'''

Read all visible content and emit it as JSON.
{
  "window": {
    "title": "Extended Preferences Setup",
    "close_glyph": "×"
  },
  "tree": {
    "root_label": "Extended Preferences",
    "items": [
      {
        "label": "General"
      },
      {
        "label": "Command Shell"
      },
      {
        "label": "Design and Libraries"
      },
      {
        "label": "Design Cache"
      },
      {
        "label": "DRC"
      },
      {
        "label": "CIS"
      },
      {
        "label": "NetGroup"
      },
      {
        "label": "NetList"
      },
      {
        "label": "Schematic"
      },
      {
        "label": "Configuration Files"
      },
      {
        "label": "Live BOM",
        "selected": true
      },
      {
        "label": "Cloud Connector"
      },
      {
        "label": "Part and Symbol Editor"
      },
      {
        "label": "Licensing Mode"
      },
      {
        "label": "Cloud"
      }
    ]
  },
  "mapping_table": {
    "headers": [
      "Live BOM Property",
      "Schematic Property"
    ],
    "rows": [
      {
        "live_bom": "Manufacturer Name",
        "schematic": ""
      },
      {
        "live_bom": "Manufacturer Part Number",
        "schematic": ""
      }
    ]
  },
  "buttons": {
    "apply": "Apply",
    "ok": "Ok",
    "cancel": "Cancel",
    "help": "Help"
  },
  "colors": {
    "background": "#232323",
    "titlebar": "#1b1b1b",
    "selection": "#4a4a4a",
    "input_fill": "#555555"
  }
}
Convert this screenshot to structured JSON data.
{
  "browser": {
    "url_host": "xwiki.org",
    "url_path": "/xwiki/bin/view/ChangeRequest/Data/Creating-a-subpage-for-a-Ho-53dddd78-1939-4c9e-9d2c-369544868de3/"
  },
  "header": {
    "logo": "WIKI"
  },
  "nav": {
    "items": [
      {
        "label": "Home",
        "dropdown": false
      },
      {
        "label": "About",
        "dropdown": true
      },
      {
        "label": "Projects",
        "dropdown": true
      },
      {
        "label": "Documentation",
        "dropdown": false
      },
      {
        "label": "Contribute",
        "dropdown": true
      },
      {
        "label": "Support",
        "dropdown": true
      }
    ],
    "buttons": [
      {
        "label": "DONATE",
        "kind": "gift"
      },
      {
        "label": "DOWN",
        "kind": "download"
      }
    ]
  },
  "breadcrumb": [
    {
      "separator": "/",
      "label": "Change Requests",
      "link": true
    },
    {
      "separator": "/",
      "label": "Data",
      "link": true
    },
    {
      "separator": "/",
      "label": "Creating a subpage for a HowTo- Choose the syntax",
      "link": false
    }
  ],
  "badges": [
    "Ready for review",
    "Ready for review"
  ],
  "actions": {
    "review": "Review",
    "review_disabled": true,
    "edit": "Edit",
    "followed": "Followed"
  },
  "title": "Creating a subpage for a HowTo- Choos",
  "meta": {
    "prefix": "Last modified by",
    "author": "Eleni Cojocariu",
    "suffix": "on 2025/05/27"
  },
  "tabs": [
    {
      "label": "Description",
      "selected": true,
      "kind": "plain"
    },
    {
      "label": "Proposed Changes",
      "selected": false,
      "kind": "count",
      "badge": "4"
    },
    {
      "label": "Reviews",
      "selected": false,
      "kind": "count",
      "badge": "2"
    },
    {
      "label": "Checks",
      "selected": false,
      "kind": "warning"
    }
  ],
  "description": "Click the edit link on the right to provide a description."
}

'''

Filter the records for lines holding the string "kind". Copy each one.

*Result*.
        "kind": "gift"
        "kind": "download"
      "kind": "plain"
      "kind": "count",
      "kind": "count",
      "kind": "warning"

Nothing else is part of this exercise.